WORK TO BE COMPLETED
Please write back every entry exactly, character for character.

EXTRACTED INFORMATION
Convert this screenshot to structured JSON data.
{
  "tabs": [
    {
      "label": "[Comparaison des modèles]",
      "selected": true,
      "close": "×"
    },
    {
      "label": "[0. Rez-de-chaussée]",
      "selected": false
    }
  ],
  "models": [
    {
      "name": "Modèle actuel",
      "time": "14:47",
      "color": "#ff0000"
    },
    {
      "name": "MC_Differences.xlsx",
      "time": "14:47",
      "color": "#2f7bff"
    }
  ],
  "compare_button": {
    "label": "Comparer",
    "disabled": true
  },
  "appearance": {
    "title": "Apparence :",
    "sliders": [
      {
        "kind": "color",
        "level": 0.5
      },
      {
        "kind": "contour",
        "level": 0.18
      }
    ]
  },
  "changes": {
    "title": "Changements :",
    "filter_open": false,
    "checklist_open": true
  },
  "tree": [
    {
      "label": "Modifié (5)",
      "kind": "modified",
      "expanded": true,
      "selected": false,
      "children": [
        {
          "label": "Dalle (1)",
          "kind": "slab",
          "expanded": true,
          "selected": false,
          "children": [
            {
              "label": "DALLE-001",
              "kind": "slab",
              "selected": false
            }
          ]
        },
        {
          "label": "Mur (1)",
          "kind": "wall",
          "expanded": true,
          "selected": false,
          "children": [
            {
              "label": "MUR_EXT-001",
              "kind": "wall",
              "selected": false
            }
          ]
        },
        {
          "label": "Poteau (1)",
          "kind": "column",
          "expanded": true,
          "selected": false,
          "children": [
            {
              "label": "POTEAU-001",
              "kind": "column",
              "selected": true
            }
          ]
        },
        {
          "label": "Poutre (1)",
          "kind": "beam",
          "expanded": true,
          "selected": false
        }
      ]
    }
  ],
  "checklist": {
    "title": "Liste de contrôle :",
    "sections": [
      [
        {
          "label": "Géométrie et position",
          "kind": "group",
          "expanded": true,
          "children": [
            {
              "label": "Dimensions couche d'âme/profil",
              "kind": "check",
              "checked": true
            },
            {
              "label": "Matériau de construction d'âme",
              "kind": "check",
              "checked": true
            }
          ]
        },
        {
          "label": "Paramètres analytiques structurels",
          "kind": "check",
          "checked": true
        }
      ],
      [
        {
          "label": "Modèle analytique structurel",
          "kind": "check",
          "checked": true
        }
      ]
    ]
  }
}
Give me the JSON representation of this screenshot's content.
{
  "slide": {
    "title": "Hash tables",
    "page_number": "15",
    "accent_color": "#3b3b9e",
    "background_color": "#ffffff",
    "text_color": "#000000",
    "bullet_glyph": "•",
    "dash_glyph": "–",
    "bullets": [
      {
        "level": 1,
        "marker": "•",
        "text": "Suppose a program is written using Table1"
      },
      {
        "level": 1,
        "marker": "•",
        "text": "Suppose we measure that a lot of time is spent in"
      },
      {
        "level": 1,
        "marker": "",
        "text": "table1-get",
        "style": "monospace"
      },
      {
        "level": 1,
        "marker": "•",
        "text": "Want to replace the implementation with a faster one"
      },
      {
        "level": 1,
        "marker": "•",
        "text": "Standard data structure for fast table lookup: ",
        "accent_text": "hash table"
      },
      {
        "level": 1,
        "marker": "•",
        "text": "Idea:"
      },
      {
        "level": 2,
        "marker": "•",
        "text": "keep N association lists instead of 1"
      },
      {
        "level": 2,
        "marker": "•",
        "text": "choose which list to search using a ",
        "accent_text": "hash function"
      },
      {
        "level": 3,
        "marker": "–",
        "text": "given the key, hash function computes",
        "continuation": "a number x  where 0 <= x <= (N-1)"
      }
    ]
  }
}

ANSWER TO THIS EXERCISE
Convert this screenshot to structured JSON data.
{
  "tabs": [
    {
      "label": "[Comparaison des modèles]",
      "selected": true,
      "close": "×"
    },
    {
      "label": "[0. Rez-de-chaussée]",
      "selected": false
    }
  ],
  "models": [
    {
      "name": "Modèle actuel",
      "time": "14:47",
      "color": "#ff0000"
    },
    {
      "name": "MC_Differences.xlsx",
      "time": "14:47",
      "color": "#2f7bff"
    }
  ],
  "compare_button": {
    "label": "Comparer",
    "disabled": true
  },
  "appearance": {
    "title": "Apparence :",
    "sliders": [
      {
        "kind": "color",
        "level": 0.5
      },
      {
        "kind": "contour",
        "level": 0.18
      }
    ]
  },
  "changes": {
    "title": "Changements :",
    "filter_open": false,
    "checklist_open": true
  },
  "tree": [
    {
      "label": "Modifié (5)",
      "kind": "modified",
      "expanded": true,
      "selected": false,
      "children": [
        {
          "label": "Dalle (1)",
          "kind": "slab",
          "expanded": true,
          "selected": false,
          "children": [
            {
              "label": "DALLE-001",
              "kind": "slab",
              "selected": false
            }
          ]
        },
        {
          "label": "Mur (1)",
          "kind": "wall",
          "expanded": true,
          "selected": false,
          "children": [
            {
              "label": "MUR_EXT-001",
              "kind": "wall",
              "selected": false
            }
          ]
        },
        {
          "label": "Poteau (1)",
          "kind": "column",
          "expanded": true,
          "selected": false,
          "children": [
            {
              "label": "POTEAU-001",
              "kind": "column",
              "selected": true
            }
          ]
        },
        {
          "label": "Poutre (1)",
          "kind": "beam",
          "expanded": true,
          "selected": false
        }
      ]
    }
  ],
  "checklist": {
    "title": "Liste de contrôle :",
    "sections": [
      [
        {
          "label": "Géométrie et position",
          "kind": "group",
          "expanded": true,
          "children": [
            {
              "label": "Dimensions couche d'âme/profil",
              "kind": "check",
              "checked": true
            },
            {
              "label": "Matériau de construction d'âme",
              "kind": "check",
              "checked": true
            }
          ]
        },
        {
          "label": "Paramètres analytiques structurels",
          "kind": "check",
          "checked": true
        }
      ],
      [
        {
          "label": "Modèle analytique structurel",
          "kind": "check",
          "checked": true
        }
      ]
    ]
  }
}
Give me the JSON representation of this screenshot's content.
{
  "slide": {
    "title": "Hash tables",
    "page_number": "15",
    "accent_color": "#3b3b9e",
    "background_color": "#ffffff",
    "text_color": "#000000",
    "bullet_glyph": "•",
    "dash_glyph": "–",
    "bullets": [
      {
        "level": 1,
        "marker": "•",
        "text": "Suppose a program is written using Table1"
      },
      {
        "level": 1,
        "marker": "•",
        "text": "Suppose we measure that a lot of time is spent in"
      },
      {
        "level": 1,
        "marker": "",
        "text": "table1-get",
        "style": "monospace"
      },
      {
        "level": 1,
        "marker": "•",
        "text": "Want to replace the implementation with a faster one"
      },
      {
        "level": 1,
        "marker": "•",
        "text": "Standard data structure for fast table lookup: ",
        "accent_text": "hash table"
      },
      {
        "level": 1,
        "marker": "•",
        "text": "Idea:"
      },
      {
        "level": 2,
        "marker": "•",
        "text": "keep N association lists instead of 1"
      },
      {
        "level": 2,
        "marker": "•",
        "text": "choose which list to search using a ",
        "accent_text": "hash function"
      },
      {
        "level": 3,
        "marker": "–",
        "text": "given the key, hash function computes",
        "continuation": "a number x  where 0 <= x <= (N-1)"
      }
    ]
  }
}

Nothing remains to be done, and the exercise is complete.